How well do you think the UK uses evidence and science within its policy-making?
The strength of the British system is that we do have a big depth in public health, health services research and other sciences to call upon. The weakness of the system is that the civil service over the years has lost some of its own expertise in how to use and interpret that. It has perhaps not had enough subject matter experts, and instead become overly reliant on a generalist model and external consultants.
The other problem is that politicians have occasionally been reluctant to listen to what the science says. The government in the 1980s, for instance, refused to pay for a large public survey on sexual behaviour, and initially shied away from publicity on dealing with HIV and AIDS. We've had periods of time where the politicians haven’t necessarily got the balance right in the trade-offs between scientific and policy judgements. We've seen that a bit in the current pandemic, haven't we?
How would you consider the UK’s regard for science and evidence during the Covid-19 pandemic?
The scientific advice has been mainly followed, but often with a delay, which has brought costs with it. Churchill said about America that it could always be relied upon to do the right thing, but only after it has exhausted every other possibility. While that’s perhaps unfair here, there has been a repeating pattern of the advice not being fully heeded at first, and then the politicians having to play catch up.
They have found the tension between what the science says and what they politically want to do difficult to manage. For example, SAGE were keen on a circuit-breaker lockdown in September, and then there was that prevarication over Christmas. We then opened the schools and then shut them the next day – which all suggests that the politicians have found the challenge of the advice they got rather difficult.
That’s despite the opinion polls repeatedly showing that the public are much more cautious on easing restrictions than the politicians think they are. So not only have we not used the basic science as well as we might, we've also not necessarily been listening to the people who know about behavioural science.
More generally, are there any areas within the NHS and social care where the evidence doesn't always seem to be listened to?
With the exception of sexual health services, the rule of thumb would appear to be that the more the policy is based on clinical matters, the less the politicians and the policy-makers feel the ability to interfere with it. The more it is about how the NHS is run, structured and organised, the more it is that pre-existing prejudices can be brought into play and the evidence ignored.
I remember Stuart Rose and Don Berwick both being commissioned to give advice on better management in the NHS, and their subsequent reports said some quite uncomfortable things about performance management. But having got the evidence, those reports were not then used, because they contradicted people’s pre-existing ideas.
None of the reform initiatives have been subject to rigorous evaluation, apart from the 2012 Health Act, which they started and then cancelled, mainly because it wasn't really being implemented. Policies that are based on belief don't seem to be very well evaluated.

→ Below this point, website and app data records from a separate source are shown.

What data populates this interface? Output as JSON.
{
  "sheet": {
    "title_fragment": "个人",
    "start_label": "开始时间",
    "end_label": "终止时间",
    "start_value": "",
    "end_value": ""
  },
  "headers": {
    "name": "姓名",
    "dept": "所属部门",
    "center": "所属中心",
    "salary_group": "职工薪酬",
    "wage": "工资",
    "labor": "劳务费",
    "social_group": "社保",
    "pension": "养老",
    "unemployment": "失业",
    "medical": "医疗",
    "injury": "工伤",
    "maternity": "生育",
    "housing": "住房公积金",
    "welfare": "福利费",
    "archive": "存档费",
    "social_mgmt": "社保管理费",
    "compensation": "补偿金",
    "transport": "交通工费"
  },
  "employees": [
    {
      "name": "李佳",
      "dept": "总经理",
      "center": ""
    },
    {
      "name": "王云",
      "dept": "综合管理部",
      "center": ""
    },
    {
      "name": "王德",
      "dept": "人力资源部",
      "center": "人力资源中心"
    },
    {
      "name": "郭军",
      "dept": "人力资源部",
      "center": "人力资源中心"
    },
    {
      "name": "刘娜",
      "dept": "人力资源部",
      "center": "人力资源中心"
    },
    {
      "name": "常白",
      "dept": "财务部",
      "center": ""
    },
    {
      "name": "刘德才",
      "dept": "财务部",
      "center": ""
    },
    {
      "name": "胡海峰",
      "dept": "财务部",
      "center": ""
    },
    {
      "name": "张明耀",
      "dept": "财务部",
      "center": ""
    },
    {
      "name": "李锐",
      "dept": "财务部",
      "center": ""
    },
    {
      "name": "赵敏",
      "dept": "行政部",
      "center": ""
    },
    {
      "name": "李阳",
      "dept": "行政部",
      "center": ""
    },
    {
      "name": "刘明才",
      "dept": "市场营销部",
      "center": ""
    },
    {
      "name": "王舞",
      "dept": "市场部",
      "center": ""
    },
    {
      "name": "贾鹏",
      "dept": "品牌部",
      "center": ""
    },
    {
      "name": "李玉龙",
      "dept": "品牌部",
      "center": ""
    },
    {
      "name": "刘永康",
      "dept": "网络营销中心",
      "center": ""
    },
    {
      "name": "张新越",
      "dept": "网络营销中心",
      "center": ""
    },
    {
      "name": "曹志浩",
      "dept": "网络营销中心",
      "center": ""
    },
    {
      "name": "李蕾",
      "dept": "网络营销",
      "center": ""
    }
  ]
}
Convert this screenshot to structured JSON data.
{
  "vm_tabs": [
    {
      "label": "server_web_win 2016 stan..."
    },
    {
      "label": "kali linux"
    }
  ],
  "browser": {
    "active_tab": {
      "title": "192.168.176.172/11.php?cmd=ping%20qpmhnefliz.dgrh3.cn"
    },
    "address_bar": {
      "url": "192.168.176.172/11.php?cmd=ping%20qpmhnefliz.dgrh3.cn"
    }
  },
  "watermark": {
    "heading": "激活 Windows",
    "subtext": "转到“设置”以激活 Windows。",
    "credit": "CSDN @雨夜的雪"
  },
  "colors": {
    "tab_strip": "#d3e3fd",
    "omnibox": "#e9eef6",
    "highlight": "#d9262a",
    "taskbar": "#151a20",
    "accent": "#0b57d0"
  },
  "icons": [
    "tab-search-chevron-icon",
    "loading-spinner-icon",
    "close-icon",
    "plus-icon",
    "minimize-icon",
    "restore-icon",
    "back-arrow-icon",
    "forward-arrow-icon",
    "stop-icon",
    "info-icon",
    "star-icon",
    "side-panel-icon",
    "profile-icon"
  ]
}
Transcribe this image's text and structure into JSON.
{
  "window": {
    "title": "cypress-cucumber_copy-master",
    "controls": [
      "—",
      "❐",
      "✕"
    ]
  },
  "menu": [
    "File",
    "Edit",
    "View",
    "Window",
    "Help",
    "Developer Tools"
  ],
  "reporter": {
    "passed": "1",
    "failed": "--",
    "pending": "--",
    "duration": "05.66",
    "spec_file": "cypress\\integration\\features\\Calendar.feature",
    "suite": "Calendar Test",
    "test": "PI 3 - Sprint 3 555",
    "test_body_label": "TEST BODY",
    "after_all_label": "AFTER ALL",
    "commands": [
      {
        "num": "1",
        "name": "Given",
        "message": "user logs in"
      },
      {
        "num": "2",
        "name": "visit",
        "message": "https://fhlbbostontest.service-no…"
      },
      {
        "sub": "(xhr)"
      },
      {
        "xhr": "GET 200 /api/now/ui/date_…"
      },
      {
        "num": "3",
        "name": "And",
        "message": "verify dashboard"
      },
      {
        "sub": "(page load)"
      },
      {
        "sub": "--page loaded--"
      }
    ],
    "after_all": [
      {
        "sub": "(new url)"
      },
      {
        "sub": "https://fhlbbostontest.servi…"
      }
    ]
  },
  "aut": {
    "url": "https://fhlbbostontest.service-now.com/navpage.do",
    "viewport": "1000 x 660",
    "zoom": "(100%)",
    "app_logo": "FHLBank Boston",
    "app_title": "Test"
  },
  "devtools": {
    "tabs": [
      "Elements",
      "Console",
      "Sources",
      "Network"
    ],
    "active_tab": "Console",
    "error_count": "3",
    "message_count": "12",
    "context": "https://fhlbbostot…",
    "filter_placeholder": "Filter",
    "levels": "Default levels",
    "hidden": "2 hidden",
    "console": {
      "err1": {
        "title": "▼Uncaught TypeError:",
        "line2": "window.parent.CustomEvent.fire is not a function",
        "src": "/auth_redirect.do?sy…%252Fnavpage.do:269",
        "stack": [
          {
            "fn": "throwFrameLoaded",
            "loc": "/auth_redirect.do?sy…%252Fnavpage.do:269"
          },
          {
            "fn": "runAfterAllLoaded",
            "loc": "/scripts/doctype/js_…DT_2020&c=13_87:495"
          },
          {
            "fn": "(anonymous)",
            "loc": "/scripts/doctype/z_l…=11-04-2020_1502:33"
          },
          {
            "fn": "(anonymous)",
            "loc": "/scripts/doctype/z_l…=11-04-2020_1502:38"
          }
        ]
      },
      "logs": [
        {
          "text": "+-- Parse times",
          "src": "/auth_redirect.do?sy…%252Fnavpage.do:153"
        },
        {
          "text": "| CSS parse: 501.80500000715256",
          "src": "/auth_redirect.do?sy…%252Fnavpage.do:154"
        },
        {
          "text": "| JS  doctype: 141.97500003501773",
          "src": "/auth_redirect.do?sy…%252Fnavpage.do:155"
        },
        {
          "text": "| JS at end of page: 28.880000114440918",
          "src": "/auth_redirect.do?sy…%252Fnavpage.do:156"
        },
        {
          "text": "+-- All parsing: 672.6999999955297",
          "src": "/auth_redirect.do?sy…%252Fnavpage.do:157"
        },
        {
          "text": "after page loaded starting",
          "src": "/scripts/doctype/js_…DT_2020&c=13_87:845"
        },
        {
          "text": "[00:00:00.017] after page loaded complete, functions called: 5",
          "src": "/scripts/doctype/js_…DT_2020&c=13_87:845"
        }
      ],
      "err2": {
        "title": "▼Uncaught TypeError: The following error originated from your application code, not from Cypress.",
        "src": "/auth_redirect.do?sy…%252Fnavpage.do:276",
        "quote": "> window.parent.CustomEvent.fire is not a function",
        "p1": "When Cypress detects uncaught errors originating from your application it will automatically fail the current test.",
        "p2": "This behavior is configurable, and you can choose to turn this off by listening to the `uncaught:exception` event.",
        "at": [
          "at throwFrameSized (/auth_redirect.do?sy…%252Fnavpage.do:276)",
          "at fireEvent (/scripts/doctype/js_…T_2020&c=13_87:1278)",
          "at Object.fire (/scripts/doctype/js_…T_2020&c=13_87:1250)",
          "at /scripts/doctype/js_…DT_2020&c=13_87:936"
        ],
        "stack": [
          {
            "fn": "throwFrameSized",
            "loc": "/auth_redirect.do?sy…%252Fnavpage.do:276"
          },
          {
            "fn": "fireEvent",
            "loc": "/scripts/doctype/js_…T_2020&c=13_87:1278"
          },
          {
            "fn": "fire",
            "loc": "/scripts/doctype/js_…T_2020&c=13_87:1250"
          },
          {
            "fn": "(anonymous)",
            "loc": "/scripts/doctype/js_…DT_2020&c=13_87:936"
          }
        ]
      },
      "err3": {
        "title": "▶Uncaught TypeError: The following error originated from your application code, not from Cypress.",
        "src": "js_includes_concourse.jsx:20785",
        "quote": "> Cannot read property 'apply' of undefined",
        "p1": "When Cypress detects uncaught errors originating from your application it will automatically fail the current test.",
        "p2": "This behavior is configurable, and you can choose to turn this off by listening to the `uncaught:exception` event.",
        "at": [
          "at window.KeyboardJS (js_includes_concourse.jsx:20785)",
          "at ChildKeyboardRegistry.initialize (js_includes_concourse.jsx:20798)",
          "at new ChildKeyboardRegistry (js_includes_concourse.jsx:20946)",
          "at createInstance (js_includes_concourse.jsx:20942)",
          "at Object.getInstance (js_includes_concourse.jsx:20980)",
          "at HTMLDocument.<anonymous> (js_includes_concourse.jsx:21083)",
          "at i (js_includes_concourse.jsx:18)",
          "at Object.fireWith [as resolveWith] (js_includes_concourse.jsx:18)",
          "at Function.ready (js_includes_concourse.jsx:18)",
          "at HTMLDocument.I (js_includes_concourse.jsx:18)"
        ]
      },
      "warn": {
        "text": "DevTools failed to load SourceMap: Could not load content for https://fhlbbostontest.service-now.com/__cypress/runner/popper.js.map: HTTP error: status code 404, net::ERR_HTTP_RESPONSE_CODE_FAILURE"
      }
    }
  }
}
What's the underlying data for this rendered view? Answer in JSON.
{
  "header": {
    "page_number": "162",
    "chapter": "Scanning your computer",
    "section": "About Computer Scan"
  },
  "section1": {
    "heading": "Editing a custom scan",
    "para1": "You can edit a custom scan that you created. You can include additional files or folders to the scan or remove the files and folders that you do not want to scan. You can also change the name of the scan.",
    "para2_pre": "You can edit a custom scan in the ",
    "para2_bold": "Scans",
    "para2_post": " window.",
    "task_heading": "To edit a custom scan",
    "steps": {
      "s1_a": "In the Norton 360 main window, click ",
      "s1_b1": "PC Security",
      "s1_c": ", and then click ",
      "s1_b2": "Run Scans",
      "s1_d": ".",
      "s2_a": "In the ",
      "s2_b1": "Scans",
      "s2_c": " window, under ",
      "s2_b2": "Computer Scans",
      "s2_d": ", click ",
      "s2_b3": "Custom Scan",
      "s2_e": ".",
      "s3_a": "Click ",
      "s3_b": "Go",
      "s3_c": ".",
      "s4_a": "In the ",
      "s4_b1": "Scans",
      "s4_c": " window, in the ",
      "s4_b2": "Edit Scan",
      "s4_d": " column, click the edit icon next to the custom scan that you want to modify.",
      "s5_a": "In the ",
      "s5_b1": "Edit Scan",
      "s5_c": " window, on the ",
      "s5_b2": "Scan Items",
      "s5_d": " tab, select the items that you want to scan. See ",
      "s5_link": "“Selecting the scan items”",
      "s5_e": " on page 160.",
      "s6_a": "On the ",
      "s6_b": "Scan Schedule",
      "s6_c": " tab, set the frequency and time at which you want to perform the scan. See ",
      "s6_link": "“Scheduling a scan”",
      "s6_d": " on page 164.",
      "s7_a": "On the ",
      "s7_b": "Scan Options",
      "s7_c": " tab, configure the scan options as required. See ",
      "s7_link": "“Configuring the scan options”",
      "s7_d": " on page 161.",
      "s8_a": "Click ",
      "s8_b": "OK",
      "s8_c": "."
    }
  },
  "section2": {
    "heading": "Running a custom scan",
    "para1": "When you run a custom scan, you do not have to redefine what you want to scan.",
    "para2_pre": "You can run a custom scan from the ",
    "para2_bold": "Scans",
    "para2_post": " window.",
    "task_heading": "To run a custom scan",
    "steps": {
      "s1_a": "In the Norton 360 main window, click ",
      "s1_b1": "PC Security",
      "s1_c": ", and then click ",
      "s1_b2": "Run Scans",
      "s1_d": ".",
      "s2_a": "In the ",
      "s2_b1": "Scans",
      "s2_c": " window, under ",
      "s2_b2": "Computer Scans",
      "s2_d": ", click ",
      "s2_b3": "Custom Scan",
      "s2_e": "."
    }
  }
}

How might we better deal with issues within the NHS where clear evidence is difficult to produce?
Evaluations can generally tell you whether drug A works better than drug B, but asking whether this model of integrated care works better than that model of integrated care turns out to be a complex and tricky question. One way to deal with that is to be more honest about it and have more quasi-experimental approaches, with evaluation built in.
One question might well be “how does an ICS work?”, and the answer to it could be that “we don't have evidence on that, but we have some clues on what might work, so let's start and evaluate it as we go” – and not be afraid to say six months later that it’s not working terribly well and that we need to change it.
The same might well be true of a complex hospital at home or virtual ward model. You want to continually build in a learning approach rather than just say that you’ve designed the perfect model.
Which health policies in the UK do you think have successfully taken on board the right evidence and science?
The various cancer policies over the last decade certainly fit into that category, as do the national service frameworks from the mid-1990s. The London Stroke Project is another particularly good example.
What can the UK health system learn from how other countries use evidence and science in their decision-making?
There is a cultural difference in other countries. For instance, academic experts such as David Blumenthal or Don Berwick might well leave their work to serve in an administration, before then going back to academia. There can be more traffic backwards and forwards between think tanks, universities and the policy world – the boundaries are more fluid. In the Netherlands, for instance, the chief scientific adviser to the Dutch health care system is a professor in Utrecht, and Israel also has more of that cross-pollination.
But I don’t think we should beat ourselves up too much. The extent to which NHS England and the Department of Health generate and use evidence is good. It's more how it gets from production to implementation, and the number of opportunities to misstep along the way.
The Nuffield Trust Summit series runs from March 9 until March 18. To register and for more programme details, visit the Summit series page.
To watch the full recordings of our Summit sessions so far, including both sessions on evidence and science in health policy, please click here.
Edwards N (2021) “Evidence and science in health policy: a Q&A”, Nuffield Trust comment.